Records shown =>
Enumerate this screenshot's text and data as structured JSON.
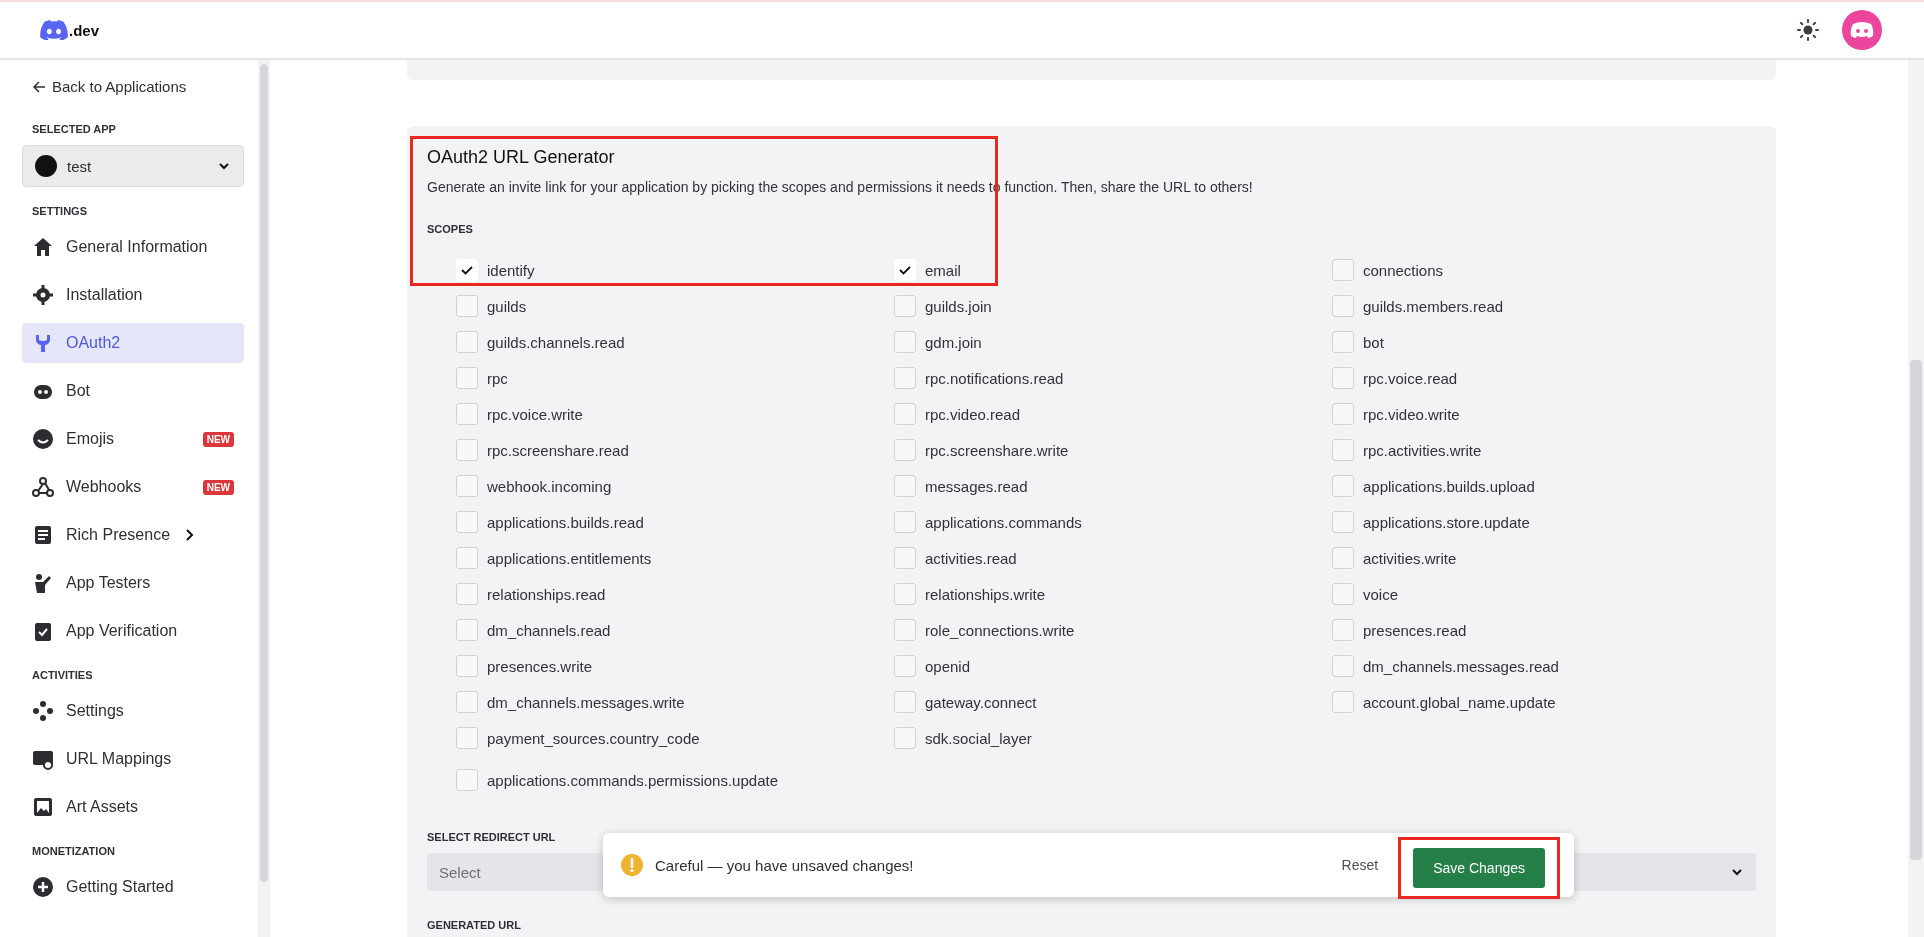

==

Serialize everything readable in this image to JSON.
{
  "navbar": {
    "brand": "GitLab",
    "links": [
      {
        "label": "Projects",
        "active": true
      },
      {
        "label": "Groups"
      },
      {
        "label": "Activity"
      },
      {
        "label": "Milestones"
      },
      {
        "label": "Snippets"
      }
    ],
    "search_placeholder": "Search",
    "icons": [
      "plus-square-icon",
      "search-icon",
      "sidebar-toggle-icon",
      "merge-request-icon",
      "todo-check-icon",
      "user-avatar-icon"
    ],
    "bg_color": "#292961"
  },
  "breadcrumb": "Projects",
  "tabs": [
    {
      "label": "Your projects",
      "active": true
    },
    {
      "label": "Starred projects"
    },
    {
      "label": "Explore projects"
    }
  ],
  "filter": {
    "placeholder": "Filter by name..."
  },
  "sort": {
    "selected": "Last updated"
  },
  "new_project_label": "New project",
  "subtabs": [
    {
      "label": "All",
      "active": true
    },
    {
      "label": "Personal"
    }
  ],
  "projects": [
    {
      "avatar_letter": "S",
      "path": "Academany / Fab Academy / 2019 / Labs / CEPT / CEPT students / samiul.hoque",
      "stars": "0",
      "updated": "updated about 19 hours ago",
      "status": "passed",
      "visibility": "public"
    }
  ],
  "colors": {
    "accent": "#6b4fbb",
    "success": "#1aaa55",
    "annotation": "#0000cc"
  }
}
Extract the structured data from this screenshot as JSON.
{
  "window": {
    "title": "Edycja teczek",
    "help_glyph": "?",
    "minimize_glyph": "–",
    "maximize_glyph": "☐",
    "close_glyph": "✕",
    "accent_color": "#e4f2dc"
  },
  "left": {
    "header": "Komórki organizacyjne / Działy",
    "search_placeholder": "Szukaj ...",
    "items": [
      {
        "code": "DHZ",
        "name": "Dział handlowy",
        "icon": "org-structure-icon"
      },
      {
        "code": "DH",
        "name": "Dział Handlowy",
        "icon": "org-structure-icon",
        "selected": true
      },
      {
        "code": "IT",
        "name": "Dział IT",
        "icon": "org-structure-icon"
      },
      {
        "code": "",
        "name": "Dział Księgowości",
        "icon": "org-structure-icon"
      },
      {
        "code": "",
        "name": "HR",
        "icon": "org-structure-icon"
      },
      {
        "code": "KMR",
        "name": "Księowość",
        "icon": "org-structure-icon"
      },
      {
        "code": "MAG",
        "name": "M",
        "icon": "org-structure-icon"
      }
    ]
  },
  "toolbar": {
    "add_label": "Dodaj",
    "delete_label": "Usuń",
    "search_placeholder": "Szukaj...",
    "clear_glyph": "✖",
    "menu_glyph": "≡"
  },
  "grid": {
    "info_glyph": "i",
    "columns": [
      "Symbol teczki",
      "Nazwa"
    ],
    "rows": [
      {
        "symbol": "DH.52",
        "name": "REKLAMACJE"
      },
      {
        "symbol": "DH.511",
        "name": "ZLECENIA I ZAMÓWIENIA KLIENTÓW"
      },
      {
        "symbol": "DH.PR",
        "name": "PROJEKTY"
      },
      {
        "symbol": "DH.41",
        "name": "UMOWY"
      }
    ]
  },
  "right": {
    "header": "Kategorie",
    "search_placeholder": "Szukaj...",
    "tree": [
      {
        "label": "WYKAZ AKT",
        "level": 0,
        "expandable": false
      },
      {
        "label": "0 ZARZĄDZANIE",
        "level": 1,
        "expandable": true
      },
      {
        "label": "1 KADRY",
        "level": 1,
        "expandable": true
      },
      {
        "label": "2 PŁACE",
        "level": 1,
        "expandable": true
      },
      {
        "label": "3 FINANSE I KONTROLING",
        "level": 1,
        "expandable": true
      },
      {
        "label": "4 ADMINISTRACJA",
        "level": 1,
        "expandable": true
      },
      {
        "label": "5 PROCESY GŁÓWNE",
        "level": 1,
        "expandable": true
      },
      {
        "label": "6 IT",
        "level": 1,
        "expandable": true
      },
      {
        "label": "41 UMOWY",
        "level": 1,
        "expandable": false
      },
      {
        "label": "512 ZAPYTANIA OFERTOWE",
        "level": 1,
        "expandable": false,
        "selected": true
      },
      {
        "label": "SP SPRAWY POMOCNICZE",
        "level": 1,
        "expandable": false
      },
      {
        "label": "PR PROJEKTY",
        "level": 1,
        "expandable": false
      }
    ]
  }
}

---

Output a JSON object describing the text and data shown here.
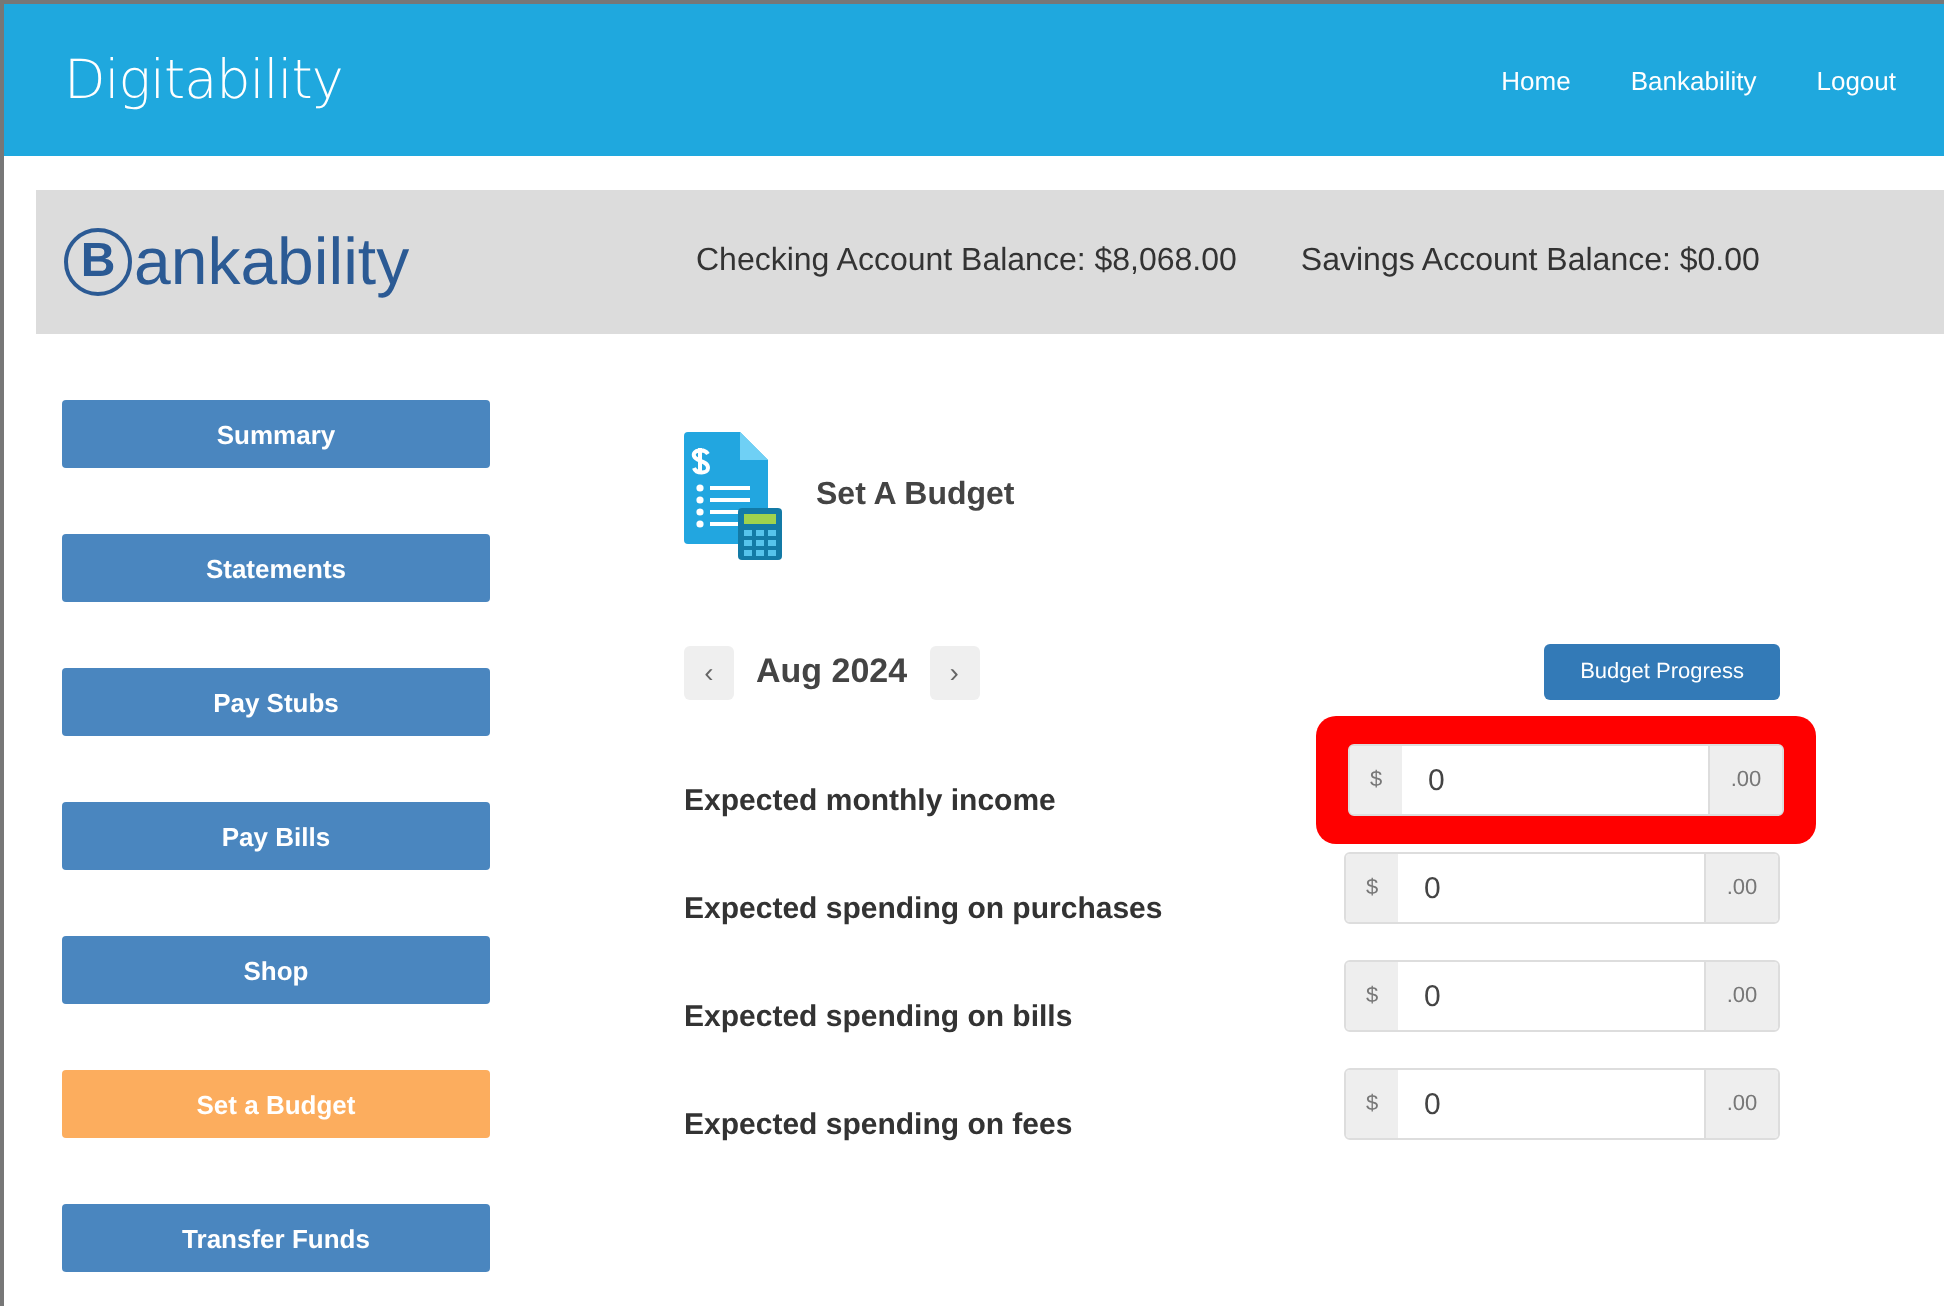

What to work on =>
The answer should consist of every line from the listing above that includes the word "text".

Answer section =>
Enumerate this screenshot's text and data as structured JSON.
Output a JSON object describing the text and data shown here.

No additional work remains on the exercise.